It is not clear how many languages are actually used because of the way in which the question on languages is processed by the census, with a number of umbrella categories in place such as 'Finnish and Related Languages, not elsewhere classified', 'Other Southeast Asian languages' or, in the Indigenous context, 'Northern River Fringe languages' and 'Kimberley Area Languages'. It would appear however that there are between 350 and 400 languages currently spoken in Australia, including 150 to 155 indigenous ones. The 2006 census has processed individually far more indigenous languages than in 2001, when only 64 were recorded. The most widely used are Arrente (2834 home users), Pidjintjatjara (2657) and Walpiri (2507).
The most widely used individual community languages in Australia are still Italian and Greek, brought to Australia in the wake of World War II and before the resumption (1) of large-scale migration from Asia in the 1970s. Due among other things to the stronger specialisation of manufacturing in Victoria during this period, Melbourne attracted more immigrants than Sydney and both languages (but particularly Greek) continue to be more strongly represented in Melbourne. The next most widely spoken languages nationally in 2006 were Cantonese, Arabic, and Mandarin, all of which are spoken at home by more than 200,000 people, and Vietnamese, which has 195,000 home users (see Table 1). Just below the 100,000 mark is Spanish, followed by Tagalog/Filipino, (2) German, and Hindi. Of this group, only German could be characterised as a post-war language, which have as a group been declining in strength since 1991. Over the same period of time massive increases have been seen in the use of Mandarin (305 per cent), Hindi (208 per cent), Korean, Vietnamese, Filipino, Arabic, and Indonesian. Sydney has been the focus of much of this newer migration and is home to the highest national proportions of speakers of languages such as Mandarin, Korean, Filipino and Arabic (see below).

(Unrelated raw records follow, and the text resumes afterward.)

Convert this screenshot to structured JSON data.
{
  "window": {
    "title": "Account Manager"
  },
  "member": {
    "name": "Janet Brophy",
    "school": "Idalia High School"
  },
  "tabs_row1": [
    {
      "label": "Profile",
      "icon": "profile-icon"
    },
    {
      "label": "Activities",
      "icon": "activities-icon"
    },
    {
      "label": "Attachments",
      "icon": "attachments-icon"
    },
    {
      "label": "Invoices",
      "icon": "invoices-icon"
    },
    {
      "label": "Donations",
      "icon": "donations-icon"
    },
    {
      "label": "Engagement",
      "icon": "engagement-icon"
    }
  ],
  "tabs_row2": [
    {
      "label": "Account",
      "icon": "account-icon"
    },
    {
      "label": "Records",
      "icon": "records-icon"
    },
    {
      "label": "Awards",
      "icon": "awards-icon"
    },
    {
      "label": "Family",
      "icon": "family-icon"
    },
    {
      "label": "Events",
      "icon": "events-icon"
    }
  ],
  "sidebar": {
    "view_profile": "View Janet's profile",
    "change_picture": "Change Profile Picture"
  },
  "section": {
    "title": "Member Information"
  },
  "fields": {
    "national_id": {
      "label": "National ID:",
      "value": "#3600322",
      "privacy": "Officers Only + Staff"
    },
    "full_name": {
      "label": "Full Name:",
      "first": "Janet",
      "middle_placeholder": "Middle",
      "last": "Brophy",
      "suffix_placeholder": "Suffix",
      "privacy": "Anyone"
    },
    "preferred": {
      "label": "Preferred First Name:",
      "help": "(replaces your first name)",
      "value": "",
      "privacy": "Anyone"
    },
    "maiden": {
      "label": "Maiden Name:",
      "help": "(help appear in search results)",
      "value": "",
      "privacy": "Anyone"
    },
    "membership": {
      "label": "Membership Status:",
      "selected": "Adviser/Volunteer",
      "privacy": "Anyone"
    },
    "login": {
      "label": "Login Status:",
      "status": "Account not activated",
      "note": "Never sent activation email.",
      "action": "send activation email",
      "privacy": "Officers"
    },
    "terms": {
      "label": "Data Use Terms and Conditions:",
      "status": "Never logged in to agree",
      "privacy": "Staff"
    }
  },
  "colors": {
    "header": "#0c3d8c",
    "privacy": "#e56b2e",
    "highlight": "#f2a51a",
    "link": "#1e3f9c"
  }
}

Table 1: Top 20 languages spoken at home in Australia in 2006 (Indigenous languages given as a total) Top 20 languages Speakers Speakers per cent change in 2006 in 1991 in 2006 since 1991 1 Italian 418,801 316,893 -24.3 2 Greek 285,702 252,222 -11.7 3 Cantonese 162,899 244,554 50.1 4 Arabic 162,855 243,662 49.6 5 Mandarin 54,537 220,596 304.5 6 Vietnamese 110,185 194,858 76.8 7 Spanish 90,477 97,998 8.3 8 Tagalog/Filipino 59,109 92,330 56.2 9 German 113,335 75,634 -33.3 10 Hindi 22,727 70,013 208.1 11 Macedonian 64,428 67,831 5.3 12 Croatian 63,081 63,615 0.8 13 Austn Indigenous 45,196 55,698 23.2 13 Korean 19,756 54,619 176.5 15 Turkish 41,966 53,858 28.3 16 Polish 66,933 53,390 -20.2 17 Serbian 24,336 52,534 115.9 18 French 45,496 43,219 -5.0 19 Indonesian 29,803 42,038 41.1 20 Persian n.a. 37,155 Many of the languages with large increases are ones considered of economic importance to Australia and prioritised in schools, although the languages of some large community groups (Vietnamese and Filipino, for example) are still underrepresented in the school systems. (3) Currently available census data do not enable us to assess how many of the increases result from international students. The ongoing trend since 1991 would suggest that by 2011 Mandarin and Arabic will both have more...